Task objective: The string "title" may appear in lines of the data; report how many lines contain it, with no other output.

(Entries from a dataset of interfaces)
+ + + +
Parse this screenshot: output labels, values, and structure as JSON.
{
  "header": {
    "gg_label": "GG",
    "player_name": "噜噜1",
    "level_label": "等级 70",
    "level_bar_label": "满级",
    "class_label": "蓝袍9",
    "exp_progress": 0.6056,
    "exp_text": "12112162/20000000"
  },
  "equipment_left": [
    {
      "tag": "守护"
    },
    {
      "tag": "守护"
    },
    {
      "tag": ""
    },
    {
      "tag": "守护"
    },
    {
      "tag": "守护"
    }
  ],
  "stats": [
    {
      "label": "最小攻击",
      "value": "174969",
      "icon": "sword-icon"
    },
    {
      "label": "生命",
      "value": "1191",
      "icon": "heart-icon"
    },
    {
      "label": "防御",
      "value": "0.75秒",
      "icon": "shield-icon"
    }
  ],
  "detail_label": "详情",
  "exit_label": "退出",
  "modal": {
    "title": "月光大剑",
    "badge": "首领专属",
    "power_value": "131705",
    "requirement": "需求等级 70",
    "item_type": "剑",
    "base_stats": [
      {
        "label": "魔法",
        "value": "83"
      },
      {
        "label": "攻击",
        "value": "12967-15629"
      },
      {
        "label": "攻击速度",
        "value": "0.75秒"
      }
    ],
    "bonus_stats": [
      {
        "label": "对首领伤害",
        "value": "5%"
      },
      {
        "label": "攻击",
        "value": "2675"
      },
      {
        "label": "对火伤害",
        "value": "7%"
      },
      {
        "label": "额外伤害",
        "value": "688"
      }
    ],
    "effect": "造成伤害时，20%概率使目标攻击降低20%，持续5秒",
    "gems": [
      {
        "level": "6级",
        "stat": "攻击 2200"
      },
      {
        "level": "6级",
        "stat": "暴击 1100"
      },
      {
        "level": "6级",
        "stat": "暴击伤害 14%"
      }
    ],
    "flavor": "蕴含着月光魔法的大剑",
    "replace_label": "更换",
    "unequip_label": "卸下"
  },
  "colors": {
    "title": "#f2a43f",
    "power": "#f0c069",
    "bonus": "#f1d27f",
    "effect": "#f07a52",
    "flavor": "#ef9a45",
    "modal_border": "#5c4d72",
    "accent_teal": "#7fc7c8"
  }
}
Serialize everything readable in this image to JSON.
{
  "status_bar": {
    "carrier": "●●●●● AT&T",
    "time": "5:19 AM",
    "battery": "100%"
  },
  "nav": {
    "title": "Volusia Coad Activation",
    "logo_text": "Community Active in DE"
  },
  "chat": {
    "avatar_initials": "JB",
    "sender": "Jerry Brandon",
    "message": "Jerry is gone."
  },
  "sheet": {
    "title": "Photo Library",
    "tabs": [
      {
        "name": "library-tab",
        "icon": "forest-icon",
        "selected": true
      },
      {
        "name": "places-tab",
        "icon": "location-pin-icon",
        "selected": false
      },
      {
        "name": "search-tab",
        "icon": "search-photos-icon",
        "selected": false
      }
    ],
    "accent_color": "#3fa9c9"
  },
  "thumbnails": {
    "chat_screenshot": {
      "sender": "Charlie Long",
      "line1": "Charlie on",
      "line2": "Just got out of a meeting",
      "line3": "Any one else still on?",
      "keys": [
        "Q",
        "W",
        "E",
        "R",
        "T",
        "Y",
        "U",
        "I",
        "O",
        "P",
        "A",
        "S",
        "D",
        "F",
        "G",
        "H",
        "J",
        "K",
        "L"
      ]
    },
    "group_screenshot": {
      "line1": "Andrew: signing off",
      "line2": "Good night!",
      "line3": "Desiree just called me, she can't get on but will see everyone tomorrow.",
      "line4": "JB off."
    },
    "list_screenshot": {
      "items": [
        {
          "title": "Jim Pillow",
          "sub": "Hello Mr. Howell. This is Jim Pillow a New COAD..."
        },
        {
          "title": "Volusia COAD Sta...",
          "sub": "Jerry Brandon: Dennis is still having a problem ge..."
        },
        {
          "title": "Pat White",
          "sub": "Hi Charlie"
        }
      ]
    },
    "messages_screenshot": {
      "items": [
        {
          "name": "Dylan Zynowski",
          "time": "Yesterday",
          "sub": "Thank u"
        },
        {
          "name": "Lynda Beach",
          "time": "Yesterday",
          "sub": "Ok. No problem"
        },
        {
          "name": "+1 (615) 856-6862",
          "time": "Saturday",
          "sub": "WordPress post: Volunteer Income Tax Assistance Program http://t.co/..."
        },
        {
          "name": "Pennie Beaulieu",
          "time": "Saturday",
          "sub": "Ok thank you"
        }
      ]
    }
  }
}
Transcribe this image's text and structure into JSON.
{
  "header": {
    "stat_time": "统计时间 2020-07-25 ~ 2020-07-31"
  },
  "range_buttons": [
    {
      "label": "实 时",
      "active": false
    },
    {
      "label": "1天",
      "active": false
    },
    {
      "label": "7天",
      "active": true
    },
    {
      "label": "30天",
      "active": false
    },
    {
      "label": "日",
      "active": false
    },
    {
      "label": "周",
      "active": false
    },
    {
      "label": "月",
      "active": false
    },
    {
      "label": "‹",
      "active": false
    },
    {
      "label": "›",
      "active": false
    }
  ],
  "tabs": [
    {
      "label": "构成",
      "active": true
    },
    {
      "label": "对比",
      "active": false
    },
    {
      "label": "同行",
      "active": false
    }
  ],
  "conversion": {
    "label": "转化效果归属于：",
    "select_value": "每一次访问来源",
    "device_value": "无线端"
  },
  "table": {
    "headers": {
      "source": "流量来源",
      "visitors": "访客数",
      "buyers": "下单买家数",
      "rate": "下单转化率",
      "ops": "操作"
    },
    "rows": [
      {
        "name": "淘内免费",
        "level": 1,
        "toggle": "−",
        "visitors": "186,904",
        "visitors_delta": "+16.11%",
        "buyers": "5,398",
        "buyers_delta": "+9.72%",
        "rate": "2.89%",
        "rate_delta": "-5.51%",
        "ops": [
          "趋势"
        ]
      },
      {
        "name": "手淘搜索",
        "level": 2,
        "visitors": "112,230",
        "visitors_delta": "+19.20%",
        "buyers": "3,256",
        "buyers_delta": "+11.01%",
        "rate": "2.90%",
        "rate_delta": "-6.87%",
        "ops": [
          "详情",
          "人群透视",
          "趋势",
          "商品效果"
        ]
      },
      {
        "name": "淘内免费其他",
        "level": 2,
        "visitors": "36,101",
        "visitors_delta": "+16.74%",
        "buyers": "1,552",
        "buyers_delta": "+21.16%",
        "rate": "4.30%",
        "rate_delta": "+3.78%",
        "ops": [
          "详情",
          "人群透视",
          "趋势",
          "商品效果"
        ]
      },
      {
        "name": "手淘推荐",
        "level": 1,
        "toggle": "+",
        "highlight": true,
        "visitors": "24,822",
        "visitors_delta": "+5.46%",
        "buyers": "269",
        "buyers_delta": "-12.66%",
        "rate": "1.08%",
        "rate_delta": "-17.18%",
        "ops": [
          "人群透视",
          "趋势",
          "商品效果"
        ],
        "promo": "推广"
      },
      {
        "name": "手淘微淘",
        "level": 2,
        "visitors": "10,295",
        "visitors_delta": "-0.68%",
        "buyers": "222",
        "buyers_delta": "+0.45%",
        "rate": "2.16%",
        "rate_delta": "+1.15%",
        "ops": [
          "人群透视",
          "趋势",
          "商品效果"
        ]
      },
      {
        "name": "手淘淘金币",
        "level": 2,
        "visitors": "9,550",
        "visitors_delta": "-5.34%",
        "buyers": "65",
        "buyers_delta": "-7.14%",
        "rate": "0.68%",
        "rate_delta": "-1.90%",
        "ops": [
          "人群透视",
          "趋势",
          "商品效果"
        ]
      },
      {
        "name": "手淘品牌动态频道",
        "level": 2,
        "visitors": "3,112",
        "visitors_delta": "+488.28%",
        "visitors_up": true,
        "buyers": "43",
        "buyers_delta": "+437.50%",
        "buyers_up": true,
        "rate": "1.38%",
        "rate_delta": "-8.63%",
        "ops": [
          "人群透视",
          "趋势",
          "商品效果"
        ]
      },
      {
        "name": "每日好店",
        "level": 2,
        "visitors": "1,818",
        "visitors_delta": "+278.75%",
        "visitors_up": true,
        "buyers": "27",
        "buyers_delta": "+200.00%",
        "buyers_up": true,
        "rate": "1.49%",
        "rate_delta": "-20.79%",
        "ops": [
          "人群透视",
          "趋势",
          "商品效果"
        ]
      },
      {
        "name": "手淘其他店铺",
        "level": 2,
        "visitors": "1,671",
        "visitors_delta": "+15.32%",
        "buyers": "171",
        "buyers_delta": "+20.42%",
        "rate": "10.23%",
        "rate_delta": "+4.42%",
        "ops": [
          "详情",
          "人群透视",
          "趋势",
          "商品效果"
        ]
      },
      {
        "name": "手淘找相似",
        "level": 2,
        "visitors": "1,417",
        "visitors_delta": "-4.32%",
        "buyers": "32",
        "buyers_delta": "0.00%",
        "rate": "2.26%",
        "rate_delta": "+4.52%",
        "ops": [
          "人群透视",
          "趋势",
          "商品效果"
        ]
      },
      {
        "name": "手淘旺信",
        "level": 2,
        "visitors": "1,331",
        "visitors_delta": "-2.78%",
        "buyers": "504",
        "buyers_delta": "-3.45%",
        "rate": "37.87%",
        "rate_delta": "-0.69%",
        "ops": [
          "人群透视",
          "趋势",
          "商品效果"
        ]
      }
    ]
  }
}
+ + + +
Task answer: 7